from the habit of asking ourselves the meaning of the words we use and
making sure of one step before building another on it—and above all, from
loyalty to truth.
Giving to Mr. Spencer, therefore,
the presumption that is due to his great reputation, but at the same
time using his own reason, let the reader consider the matter I shall
lay before him.
Herbert Spencer's last volume, "Justice,"
contains his latest word on the land question—the question in which,
as I believe, lies the only solution of all the vexed and threatening
social and political problems of our time. Accompanied, as it has
been, by the withdrawal of earlier utterances, it places him definitely
on the side of those who contend that the treatment of land as private
property cannot equitably be interfered with, a position the reverse
of that he once ably asserted.
While the opinions of a man of such
wide reputation and large influence, on a question already passing
into the domain of practical politics and soon to become the burning
question of the time, are most worthy of attention, they derive additional
importance from the fact of this change. For a change from a clearly
reasoned opinion to its opposite carries the implication of fair and full
consideration. And if the reasons the reason for such a change be sufficient
and there be no suspicion of ulterior motive, the fact that a man now
condemns opinions he once held adds to the admiration that previously
we may have entertained for him the additional admiration we must feel
for one who has shown that he would rather be right than be inconsistent.
What gives additional interest to
the matter is that Mr. Spencer makes no change in his premises, but
only in his premises but only in his conclusion, and now, in sustaining
private property in land, asserts the same principle of equal liberty
from which he originally deduced its condemnation. How he has been led
to this change becomes, therefore, a most interesting inquiry, not merely
from the great importance of the subject itself, but the light it must
throw on the logical processes of so a philosopher.
Since no one else has attempted
it, it seems incumbent on me to examine this change and its grounds.
For not only do I hold the opinions which Mr. Spencer now controverts,
but I have been directly and indirectly instrumental in giving to his
earlier conclusions a much greater circulation than his own books would
have given them. It is due, therefore, that I should make his rejection

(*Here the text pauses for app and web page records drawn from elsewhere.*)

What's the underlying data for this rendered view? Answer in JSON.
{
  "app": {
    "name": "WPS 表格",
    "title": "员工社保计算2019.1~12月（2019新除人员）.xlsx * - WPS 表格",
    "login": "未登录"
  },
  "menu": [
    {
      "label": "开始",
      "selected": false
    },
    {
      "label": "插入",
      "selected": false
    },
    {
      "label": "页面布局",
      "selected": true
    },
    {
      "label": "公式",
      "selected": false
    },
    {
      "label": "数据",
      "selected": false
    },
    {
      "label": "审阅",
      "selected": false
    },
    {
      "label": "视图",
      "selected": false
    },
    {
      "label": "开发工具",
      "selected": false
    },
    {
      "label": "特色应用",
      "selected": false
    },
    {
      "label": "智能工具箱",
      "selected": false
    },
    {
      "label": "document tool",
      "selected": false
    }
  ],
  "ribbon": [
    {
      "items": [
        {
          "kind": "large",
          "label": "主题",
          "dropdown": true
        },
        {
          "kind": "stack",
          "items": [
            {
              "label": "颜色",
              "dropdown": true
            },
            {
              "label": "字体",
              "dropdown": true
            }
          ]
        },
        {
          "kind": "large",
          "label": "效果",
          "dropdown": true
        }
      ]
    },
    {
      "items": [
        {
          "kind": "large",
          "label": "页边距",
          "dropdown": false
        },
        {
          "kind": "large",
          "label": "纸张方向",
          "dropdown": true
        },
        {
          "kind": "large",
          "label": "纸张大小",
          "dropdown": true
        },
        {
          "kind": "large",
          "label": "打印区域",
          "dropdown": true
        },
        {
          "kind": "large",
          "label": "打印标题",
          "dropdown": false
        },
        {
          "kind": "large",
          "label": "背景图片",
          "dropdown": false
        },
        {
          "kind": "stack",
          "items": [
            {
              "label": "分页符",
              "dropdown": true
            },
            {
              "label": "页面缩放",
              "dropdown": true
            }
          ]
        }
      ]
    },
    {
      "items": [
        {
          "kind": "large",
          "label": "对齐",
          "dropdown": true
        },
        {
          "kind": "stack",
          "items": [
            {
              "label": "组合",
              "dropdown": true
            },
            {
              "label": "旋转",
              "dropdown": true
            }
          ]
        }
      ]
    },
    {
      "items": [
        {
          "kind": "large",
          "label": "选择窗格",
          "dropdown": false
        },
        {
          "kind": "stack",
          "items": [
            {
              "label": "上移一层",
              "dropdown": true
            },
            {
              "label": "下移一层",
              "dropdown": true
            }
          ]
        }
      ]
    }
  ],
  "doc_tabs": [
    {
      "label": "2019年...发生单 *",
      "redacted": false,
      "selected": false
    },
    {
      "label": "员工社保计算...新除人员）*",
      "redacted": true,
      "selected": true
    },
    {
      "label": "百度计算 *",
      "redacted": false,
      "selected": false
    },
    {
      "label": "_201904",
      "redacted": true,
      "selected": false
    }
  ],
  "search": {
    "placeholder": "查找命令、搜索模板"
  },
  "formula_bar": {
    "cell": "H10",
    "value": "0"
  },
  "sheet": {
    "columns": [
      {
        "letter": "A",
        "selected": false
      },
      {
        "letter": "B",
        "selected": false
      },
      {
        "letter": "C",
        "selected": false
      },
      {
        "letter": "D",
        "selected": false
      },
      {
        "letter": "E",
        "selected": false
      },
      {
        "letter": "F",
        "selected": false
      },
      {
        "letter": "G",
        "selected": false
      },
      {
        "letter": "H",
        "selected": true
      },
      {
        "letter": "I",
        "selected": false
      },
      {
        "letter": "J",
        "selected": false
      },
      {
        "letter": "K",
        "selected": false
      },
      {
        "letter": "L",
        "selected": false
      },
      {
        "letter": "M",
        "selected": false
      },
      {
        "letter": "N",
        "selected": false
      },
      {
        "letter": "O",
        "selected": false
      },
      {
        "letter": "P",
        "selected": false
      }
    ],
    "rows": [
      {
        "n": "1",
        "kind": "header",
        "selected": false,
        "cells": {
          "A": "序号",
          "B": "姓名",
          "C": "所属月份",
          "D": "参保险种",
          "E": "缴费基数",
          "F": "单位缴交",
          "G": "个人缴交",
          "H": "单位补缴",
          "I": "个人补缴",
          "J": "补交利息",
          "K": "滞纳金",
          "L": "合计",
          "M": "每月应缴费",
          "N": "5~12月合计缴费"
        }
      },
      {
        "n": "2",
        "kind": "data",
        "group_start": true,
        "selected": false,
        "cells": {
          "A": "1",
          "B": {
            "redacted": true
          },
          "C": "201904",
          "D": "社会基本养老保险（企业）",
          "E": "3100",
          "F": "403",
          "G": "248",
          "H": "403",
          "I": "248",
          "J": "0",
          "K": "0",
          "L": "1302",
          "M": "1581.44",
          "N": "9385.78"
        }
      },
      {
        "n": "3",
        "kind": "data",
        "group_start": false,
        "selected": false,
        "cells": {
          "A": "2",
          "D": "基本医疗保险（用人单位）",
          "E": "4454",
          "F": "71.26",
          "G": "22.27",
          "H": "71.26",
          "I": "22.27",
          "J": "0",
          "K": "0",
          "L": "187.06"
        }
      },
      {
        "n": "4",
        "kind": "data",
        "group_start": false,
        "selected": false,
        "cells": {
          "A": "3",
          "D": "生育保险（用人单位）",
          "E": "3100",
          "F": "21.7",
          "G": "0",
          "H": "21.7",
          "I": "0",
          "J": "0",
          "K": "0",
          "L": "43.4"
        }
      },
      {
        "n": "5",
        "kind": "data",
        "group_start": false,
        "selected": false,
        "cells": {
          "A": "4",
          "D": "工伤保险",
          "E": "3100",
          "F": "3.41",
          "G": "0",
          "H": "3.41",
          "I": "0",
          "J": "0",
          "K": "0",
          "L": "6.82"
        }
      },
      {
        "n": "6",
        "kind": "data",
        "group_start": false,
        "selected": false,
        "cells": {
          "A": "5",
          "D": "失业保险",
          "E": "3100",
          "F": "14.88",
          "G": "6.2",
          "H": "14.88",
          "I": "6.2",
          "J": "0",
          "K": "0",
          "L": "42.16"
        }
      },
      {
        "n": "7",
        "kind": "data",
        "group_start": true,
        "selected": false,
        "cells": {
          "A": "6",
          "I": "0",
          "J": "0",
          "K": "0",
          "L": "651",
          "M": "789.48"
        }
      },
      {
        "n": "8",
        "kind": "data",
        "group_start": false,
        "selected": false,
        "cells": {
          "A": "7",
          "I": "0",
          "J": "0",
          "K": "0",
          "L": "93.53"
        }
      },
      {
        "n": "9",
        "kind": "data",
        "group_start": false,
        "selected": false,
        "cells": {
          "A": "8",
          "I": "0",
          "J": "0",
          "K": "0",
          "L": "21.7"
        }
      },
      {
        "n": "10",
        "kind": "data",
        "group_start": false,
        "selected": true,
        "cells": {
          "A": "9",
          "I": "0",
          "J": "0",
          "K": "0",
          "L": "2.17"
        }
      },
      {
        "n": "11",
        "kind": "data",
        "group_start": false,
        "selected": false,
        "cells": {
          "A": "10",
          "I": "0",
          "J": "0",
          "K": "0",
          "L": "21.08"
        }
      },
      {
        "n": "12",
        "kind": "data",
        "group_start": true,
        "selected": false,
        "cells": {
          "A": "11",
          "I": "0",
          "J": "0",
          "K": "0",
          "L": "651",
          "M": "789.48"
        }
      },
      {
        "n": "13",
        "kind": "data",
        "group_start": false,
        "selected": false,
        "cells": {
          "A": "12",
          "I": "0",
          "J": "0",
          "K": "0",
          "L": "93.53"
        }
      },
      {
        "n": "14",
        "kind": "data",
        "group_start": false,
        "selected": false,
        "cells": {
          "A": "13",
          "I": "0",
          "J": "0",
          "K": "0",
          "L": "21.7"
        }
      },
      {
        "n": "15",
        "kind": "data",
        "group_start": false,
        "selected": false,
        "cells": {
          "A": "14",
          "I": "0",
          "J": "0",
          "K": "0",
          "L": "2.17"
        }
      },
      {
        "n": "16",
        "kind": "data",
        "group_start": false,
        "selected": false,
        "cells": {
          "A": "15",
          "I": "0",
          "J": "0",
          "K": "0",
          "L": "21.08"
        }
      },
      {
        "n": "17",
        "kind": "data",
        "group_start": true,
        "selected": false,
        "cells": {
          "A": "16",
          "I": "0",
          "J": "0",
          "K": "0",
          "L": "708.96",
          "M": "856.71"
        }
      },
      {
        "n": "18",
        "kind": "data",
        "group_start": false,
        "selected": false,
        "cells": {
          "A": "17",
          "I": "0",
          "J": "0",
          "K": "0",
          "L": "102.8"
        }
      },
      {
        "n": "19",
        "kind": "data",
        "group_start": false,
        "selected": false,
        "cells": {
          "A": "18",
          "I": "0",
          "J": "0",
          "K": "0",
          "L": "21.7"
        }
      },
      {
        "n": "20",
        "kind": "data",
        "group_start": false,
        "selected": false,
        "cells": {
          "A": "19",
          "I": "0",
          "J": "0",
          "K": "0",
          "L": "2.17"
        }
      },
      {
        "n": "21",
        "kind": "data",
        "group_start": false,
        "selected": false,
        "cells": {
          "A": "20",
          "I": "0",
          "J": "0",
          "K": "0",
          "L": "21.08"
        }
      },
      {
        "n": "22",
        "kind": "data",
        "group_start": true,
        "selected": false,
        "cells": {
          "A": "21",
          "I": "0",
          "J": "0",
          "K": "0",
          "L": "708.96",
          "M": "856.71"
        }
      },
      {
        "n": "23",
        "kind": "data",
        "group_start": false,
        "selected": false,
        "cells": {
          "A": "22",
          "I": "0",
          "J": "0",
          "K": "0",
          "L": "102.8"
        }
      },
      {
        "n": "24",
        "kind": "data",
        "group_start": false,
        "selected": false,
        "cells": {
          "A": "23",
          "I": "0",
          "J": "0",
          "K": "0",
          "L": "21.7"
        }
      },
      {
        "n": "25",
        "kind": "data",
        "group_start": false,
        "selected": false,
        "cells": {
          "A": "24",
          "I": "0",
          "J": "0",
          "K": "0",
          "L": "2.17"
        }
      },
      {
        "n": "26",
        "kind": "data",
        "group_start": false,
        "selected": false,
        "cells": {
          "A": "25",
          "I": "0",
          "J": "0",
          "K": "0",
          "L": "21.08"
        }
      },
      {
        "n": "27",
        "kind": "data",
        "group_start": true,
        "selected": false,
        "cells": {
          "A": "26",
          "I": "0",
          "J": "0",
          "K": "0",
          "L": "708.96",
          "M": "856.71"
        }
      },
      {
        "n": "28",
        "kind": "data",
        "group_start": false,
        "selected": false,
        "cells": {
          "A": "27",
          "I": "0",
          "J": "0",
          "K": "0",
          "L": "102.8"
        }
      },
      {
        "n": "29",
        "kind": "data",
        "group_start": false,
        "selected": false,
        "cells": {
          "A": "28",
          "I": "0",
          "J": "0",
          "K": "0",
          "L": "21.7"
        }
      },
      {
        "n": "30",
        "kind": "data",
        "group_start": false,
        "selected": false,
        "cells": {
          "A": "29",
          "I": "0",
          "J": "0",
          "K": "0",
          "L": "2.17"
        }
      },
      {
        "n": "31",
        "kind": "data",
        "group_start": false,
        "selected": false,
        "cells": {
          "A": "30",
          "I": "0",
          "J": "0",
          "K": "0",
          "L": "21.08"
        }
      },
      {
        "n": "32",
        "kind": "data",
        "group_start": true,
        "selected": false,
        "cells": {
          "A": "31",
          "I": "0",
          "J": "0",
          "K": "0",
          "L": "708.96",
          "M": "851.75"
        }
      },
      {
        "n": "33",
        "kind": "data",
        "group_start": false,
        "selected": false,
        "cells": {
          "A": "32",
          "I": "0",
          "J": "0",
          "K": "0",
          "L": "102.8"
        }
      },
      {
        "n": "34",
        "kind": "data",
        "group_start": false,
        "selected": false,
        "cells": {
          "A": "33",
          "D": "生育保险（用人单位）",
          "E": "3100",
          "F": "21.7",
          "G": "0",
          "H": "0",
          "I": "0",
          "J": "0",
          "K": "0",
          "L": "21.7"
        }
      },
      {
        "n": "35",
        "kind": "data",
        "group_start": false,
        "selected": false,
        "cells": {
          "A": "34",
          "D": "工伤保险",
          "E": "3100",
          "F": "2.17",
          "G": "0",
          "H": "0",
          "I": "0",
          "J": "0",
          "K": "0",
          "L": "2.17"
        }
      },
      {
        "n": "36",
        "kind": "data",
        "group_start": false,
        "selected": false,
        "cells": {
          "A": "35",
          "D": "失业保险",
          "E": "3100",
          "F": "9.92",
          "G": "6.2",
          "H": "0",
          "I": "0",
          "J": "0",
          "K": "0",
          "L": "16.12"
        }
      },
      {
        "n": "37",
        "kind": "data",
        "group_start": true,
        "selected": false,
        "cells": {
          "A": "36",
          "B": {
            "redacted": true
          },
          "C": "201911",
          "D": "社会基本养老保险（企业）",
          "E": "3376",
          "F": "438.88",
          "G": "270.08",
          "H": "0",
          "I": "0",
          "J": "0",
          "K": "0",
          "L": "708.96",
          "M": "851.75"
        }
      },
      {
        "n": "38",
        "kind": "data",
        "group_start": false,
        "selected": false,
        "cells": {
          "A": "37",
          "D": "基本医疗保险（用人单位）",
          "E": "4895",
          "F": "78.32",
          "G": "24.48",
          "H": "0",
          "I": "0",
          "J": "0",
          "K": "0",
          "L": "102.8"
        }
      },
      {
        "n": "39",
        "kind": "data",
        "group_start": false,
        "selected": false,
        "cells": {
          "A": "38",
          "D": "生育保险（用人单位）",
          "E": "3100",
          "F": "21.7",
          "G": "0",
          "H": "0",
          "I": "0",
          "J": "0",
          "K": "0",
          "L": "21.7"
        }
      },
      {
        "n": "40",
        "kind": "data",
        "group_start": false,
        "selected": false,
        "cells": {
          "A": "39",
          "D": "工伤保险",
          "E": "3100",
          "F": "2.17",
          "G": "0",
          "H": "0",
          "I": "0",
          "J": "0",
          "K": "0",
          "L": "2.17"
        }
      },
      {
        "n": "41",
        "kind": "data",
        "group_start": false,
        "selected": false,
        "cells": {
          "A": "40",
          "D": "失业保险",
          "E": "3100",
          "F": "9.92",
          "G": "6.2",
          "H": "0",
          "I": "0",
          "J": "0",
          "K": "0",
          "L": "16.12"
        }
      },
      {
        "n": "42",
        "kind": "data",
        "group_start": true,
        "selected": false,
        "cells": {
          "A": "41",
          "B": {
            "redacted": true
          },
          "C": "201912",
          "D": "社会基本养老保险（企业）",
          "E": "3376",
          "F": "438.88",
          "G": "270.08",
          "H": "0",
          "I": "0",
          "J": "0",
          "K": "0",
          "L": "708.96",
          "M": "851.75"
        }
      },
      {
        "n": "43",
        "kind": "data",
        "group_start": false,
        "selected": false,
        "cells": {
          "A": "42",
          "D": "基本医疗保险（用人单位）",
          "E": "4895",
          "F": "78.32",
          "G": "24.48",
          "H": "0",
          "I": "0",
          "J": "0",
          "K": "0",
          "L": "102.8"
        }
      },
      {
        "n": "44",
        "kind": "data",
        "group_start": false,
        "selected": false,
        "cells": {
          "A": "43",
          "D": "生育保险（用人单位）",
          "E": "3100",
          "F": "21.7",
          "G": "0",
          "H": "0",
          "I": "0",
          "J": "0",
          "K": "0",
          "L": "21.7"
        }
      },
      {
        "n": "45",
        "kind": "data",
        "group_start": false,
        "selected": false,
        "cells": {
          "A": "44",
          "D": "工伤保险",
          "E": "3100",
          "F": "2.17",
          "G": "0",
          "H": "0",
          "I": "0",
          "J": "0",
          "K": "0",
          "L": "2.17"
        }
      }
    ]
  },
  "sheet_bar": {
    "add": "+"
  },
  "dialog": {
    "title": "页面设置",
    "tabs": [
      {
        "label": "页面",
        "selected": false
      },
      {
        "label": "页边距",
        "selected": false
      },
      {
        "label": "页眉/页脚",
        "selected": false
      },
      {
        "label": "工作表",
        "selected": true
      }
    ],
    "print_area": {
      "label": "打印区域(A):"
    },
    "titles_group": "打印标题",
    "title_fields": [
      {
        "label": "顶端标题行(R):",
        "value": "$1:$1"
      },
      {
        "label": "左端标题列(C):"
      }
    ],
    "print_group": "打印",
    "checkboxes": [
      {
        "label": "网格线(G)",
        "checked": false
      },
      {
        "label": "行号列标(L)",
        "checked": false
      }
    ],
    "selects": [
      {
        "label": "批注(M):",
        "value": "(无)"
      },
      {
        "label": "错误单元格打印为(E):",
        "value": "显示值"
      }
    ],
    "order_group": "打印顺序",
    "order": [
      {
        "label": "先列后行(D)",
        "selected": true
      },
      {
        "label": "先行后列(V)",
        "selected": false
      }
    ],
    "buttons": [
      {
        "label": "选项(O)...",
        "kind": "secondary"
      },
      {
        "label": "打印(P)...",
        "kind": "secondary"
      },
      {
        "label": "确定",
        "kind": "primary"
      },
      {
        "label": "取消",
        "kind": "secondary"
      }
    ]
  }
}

of these conclusions as widely known as I can, and thus correct the mistake
of those who couple us together as holding views he now opposes.
To fairly weigh Mr. Spencer's present
opinion on the land question, and to comprehend his reasons for the
change, it is necessary to understand his previous position. Beginning,
therefore, with his first declaration, I propose to trace his public
expressions on this subject to the present time, and, that no injustice
may be done him, to print them in full. In what follows the reader will
find what Mr. Spencer has published on the land question from 1850 to
1892, and, by the difference in type, may readily distinguish his utterances
from my comments.